Thanksgiving was always the holiday that we drove from CT to northern NJ to spend time with my parents. It was a three-hour trip in those days and with the three girls it was even a longer journey of “Are we there yet? “ and “I have to go to the potty!” and a few other gems that made the trip unusually long.
We owned a 1976 Plymouth Volare station wagon in those days. Sort of like an SUV that had been squashed from the top down, and since it was getting on in years when we took this particular trip we always prayed that it would keep running. (As a matter of fact, we did that with a lot of our vehicles!)
So we are driving up the Merritt Parkway when all of a sudden the car dies! It was a standard transmission (yes, I know how to drive one) and the car just dropped dead! No cell phones in those days, so we were lucky enough to have a cop see us and took us all to the police station in Harrison, NY.
Now I was always famous for making the squash pies from scratch for the holiday dinners and so we took the pies with us to the police station. It was Thanksgiving Day and we were at least two hours from my parent’s house. We called my dad to give him the news and then he had to drive all the way up to Harrison to get us. Since it was a holiday weekend, the car wouldn’t get fixed until that next Monday if we were lucky, so the police had it towed to wherever they could find who would take it and we waited for my father to come and get us.
Meanwhile, my mother’s delicious turkey dinner was getting drier by the second and it wouldn’t be for another four hours that we would finally arrive at her house. With no restaurants in the area open and three kids getting really hungry really fast, our Thanksgiving Dinner became the two squash pies that were supposed to be dessert! To this day, every time I go down the parkway and see that sign for Harrison, I remember the trip on that Thanksgiving Day. I remember the $400 car repair and the kids eating the squash pie like there was no tomorrow.
But that my dear friends were not the most memorable of all road trips we ever took!

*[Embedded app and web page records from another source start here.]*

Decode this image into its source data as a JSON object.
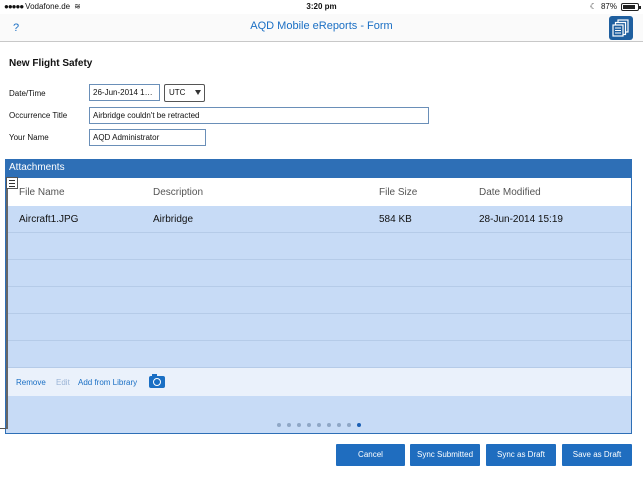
{
  "status_bar": {
    "carrier": "Vodafone.de",
    "time": "3:20 pm",
    "battery": "87%",
    "battery_level": 0.87
  },
  "nav": {
    "help": "?",
    "title": "AQD Mobile eReports - Form"
  },
  "form": {
    "title": "New Flight Safety",
    "fields": {
      "date_time_label": "Date/Time",
      "date_value": "26-Jun-2014 1…",
      "timezone": "UTC",
      "occurrence_title_label": "Occurrence Title",
      "occurrence_title_value": "Airbridge couldn't be retracted",
      "your_name_label": "Your Name",
      "your_name_value": "AQD Administrator"
    }
  },
  "attachments": {
    "header": "Attachments",
    "columns": [
      "File Name",
      "Description",
      "File Size",
      "Date Modified"
    ],
    "rows": [
      {
        "file_name": "Aircraft1.JPG",
        "description": "Airbridge",
        "file_size": "584 KB",
        "date_modified": "28-Jun-2014 15:19"
      }
    ],
    "toolbar": {
      "remove": "Remove",
      "edit": "Edit",
      "add_from_library": "Add from Library"
    },
    "pager": {
      "pages": 9,
      "current": 9
    }
  },
  "buttons": {
    "cancel": "Cancel",
    "sync_submitted": "Sync Submitted",
    "sync_as_draft": "Sync as Draft",
    "save_as_draft": "Save as Draft"
  },
  "colors": {
    "accent": "#1a6fc4",
    "panel_header": "#2e6fb6",
    "panel_body": "#c7dbf6",
    "button": "#1f6dbf"
  }
}
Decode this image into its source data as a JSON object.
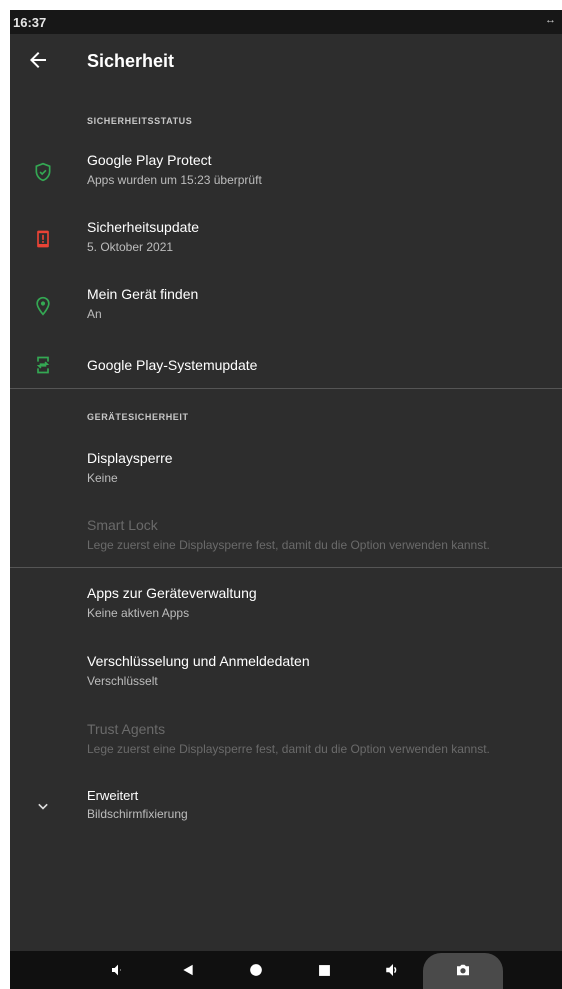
{
  "status_bar": {
    "time": "16:37",
    "rotate_icon": "rotate-icon"
  },
  "app_bar": {
    "title": "Sicherheit",
    "back_icon": "back-arrow-icon"
  },
  "sections": {
    "status_header": "SICHERHEITSSTATUS",
    "device_header": "GERÄTESICHERHEIT"
  },
  "items": {
    "play_protect": {
      "title": "Google Play Protect",
      "subtitle": "Apps wurden um 15:23 überprüft",
      "icon": "shield-check-icon",
      "icon_color": "#34a853"
    },
    "security_update": {
      "title": "Sicherheitsupdate",
      "subtitle": "5. Oktober 2021",
      "icon": "phone-alert-icon",
      "icon_color": "#ea4335"
    },
    "find_device": {
      "title": "Mein Gerät finden",
      "subtitle": "An",
      "icon": "location-pin-icon",
      "icon_color": "#34a853"
    },
    "play_system_update": {
      "title": "Google Play-Systemupdate",
      "icon": "phone-sync-icon",
      "icon_color": "#34a853"
    },
    "screen_lock": {
      "title": "Displaysperre",
      "subtitle": "Keine"
    },
    "smart_lock": {
      "title": "Smart Lock",
      "subtitle": "Lege zuerst eine Displaysperre fest, damit du die Option verwenden kannst."
    },
    "device_admin": {
      "title": "Apps zur Geräteverwaltung",
      "subtitle": "Keine aktiven Apps"
    },
    "encryption": {
      "title": "Verschlüsselung und Anmeldedaten",
      "subtitle": "Verschlüsselt"
    },
    "trust_agents": {
      "title": "Trust Agents",
      "subtitle": "Lege zuerst eine Displaysperre fest, damit du die Option verwenden kannst."
    },
    "advanced": {
      "title": "Erweitert",
      "subtitle": "Bildschirmfixierung",
      "icon": "chevron-down-icon"
    }
  },
  "nav_bar": {
    "icons": [
      "volume-down-icon",
      "back-triangle-icon",
      "home-circle-icon",
      "recents-square-icon",
      "volume-up-icon",
      "camera-icon"
    ]
  }
}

No, no… that was a trip that we took to North Carolina one year! That was the year of the potty seat! That was the year that my oldest daughter, Lynn, had just been successfully potty trained and I wasn’t willing to go back to diapers for this trip. So, what did we do? We still had the Volare wagon and we put her potty seat in the way back part of it. We figured that this was a precautionary measure in case we couldn’t stop and the kid had to “go!”
And “go” she did!
About halfway through the trip (all 16 hours of it), she had to go and we were nowhere near a rest area. So we stopped the car and I helped her out of her seat belt (yes, at two and a half kids were not in car seats, the were strapped in as adults) and I helped her into the “way back” so she could do her deed.
Well…. The next thing we know is that she dumped a load…. If you catch my drift! And since it was April, and still not warm enough to open windows, the smell of that little girl’s poop was beyond belief! My husband and I couldn’t believe the stench! And there was Lynn… smiling for doing such a good job and we had nowhere to dump the potty! I guess that there is a saying that your own shit doesn’t smell that bad, but other people’s is repulsive. I can tell you that my husband and I held our noses for at least 20 miles until we found a rest stop to dispose of the “deed.” It was quite a memorable trip to North Carolina.
So I guess my advice to traveling parents with recently potty-trained toddlers would be this…
BRING A SCENTED GARBAGE BAG TO WRAP THE POTTY CHAIR IN IF THE KID TAKES A DUMP!
That little bit of advice would have kept my husband and I from gagging for twenty or so miles. Just keep it tucked in the glove compartment for dirty diapers, potty seats, throw up parties, or whatever. It could save your olfactory nerves from a lot of damage!
Love ya Lynn!